Allegations of corruption will continue to surface throughout the year while crime will remain a huge social problem.

 

In spite of its rising oil revenues, Guyana’s external as well as its domestic public debt will continue to rise during the year. In fact, the country’s total public debt is currently at its highest level in the last decade. However, the country’s debt as a percentage of its sharply rising GDP – resulting from higher oil revenues – will continue to fall as the country will have a greater ability to repay its debt.

 

On the political front, the alliance between APNU and the AFC will end while APNU will continue to be in disarray. Local Government Elections will be held during the year but disputes over the voter’s list will taint the results and create court challenges which are the order of the day in Guyana.

 

It is anticipated that the long-standing Guyana-Venezuela border issue will be settled before the end of the year.

 

In spite of substantial spending on drainage and irrigation infrastructure, the country will continue to face periodic flooding, putting households at risk. While flood control planning is improving, the task at hand will remain challenging. Evidently, poor planning, coordination and implementation will leave much to be desired.

 

Crime, meanwhile continued unabated, creating fear among the population – although the government will remain in denial that crime is rising.

 

All in all, Guyana appear set for a prosperous future which needs careful management. The government will remain popular in spite of efforts to taint its reputation. The lack of strategic planning could, however, could however put holes in its efforts. Attention should be paid to the host of social problems – from crime, to drugs to prostitution to money laundering – which will plague the country if left unattended.
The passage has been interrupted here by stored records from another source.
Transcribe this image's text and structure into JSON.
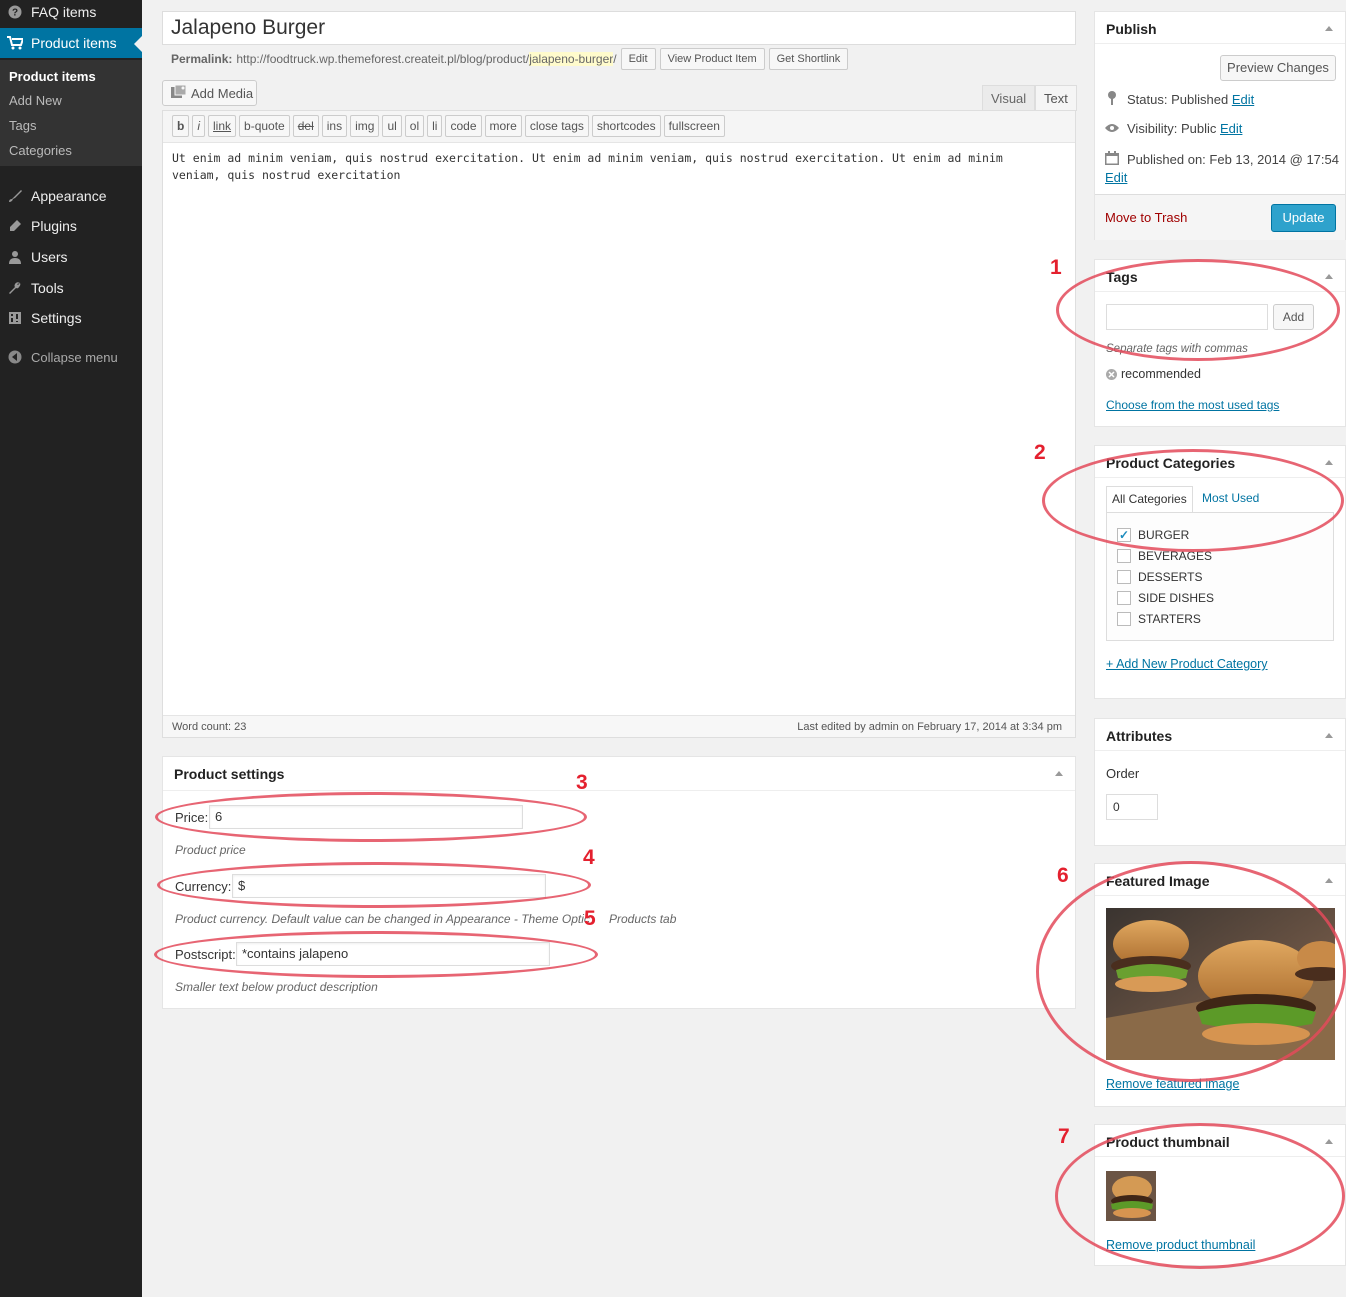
{
  "sidebar": {
    "items": [
      {
        "label": "FAQ items",
        "icon": "help-icon"
      },
      {
        "label": "Product items",
        "icon": "cart-icon"
      },
      {
        "label": "Appearance",
        "icon": "paintbrush-icon"
      },
      {
        "label": "Plugins",
        "icon": "plugin-icon"
      },
      {
        "label": "Users",
        "icon": "users-icon"
      },
      {
        "label": "Tools",
        "icon": "wrench-icon"
      },
      {
        "label": "Settings",
        "icon": "settings-icon"
      }
    ],
    "submenu": [
      "Product items",
      "Add New",
      "Tags",
      "Categories"
    ],
    "collapse_label": "Collapse menu"
  },
  "post": {
    "title": "Jalapeno Burger",
    "permalink_label": "Permalink:",
    "permalink_base": "http://foodtruck.wp.themeforest.createit.pl/blog/product/",
    "permalink_slug": "jalapeno-burger",
    "permalink_end": "/",
    "permalink_buttons": [
      "Edit",
      "View Product Item",
      "Get Shortlink"
    ]
  },
  "editor": {
    "add_media": "Add Media",
    "tabs": [
      "Visual",
      "Text"
    ],
    "quicktags": [
      "b",
      "i",
      "link",
      "b-quote",
      "del",
      "ins",
      "img",
      "ul",
      "ol",
      "li",
      "code",
      "more",
      "close tags",
      "shortcodes",
      "fullscreen"
    ],
    "content": "Ut enim ad minim veniam, quis nostrud exercitation. Ut enim ad minim veniam, quis nostrud exercitation. Ut enim ad minim veniam, quis nostrud exercitation",
    "word_count": "Word count: 23",
    "last_edited": "Last edited by admin on February 17, 2014 at 3:34 pm"
  },
  "product_settings": {
    "title": "Product settings",
    "price_label": "Price:",
    "price_value": "6",
    "price_desc": "Product price",
    "currency_label": "Currency:",
    "currency_value": "$",
    "currency_desc": "Product currency. Default value can be changed in Appearance - Theme Optic",
    "currency_desc_tail": "Products tab",
    "postscript_label": "Postscript:",
    "postscript_value": "*contains jalapeno",
    "postscript_desc": "Smaller text below product description"
  },
  "publish": {
    "title": "Publish",
    "preview_button": "Preview Changes",
    "status_label": "Status:",
    "status_value": "Published",
    "visibility_label": "Visibility:",
    "visibility_value": "Public",
    "published_label": "Published on:",
    "published_value": "Feb 13, 2014 @ 17:54",
    "edit_link": "Edit",
    "trash_link": "Move to Trash",
    "update_button": "Update"
  },
  "tags_box": {
    "title": "Tags",
    "add_button": "Add",
    "hint": "Separate tags with commas",
    "tag": "recommended",
    "choose_link": "Choose from the most used tags"
  },
  "categories_box": {
    "title": "Product Categories",
    "tabs": [
      "All Categories",
      "Most Used"
    ],
    "items": [
      {
        "label": "BURGER",
        "checked": true
      },
      {
        "label": "BEVERAGES",
        "checked": false
      },
      {
        "label": "DESSERTS",
        "checked": false
      },
      {
        "label": "SIDE DISHES",
        "checked": false
      },
      {
        "label": "STARTERS",
        "checked": false
      }
    ],
    "add_link": "+ Add New Product Category"
  },
  "attributes_box": {
    "title": "Attributes",
    "order_label": "Order",
    "order_value": "0"
  },
  "featured_box": {
    "title": "Featured Image",
    "remove_link": "Remove featured image"
  },
  "thumbnail_box": {
    "title": "Product thumbnail",
    "remove_link": "Remove product thumbnail"
  },
  "annotations": [
    "1",
    "2",
    "3",
    "4",
    "5",
    "6",
    "7"
  ],
  "colors": {
    "sidebar_bg": "#222222",
    "accent": "#0074a2",
    "primary_button": "#2ea2cc",
    "annotation_red": "#e34a5a",
    "trash_red": "#a00000"
  }
}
Dwarka Lakhan

Dwarka Lakhan

Dwarka Lakhan is a pioneer in emerging markets journalism in Canada. His first emerging markets article, “Africa Joins Ranks of the Emerging,” appeared in Investment Executive, Canada’s leading newspaper for financial advisors, in September 1994. Since then he has written hundreds of articles on the full spectrum of emerging markets and has conducted more than two thousand interviews with emerging and frontier markets investment professionals.


Related Articles

Smuggling gold, Guyana’s highest Money Laundering Risk

Long considered a serious but largely ignored crime, gold smuggling has been ranked as one of the highest money laundering

Can Guyana emerge as a hotbed for financial and related crimes?

As Guyana’s economy steams ahead on the back of its bourgeoning oil sector, buoyed by a flood of foreign investments,

Guyana becomes key supplier of oil to Europe

As Guyana ramps up oil production, it has become a key player in alleviating energy shortage in Europe. Almost half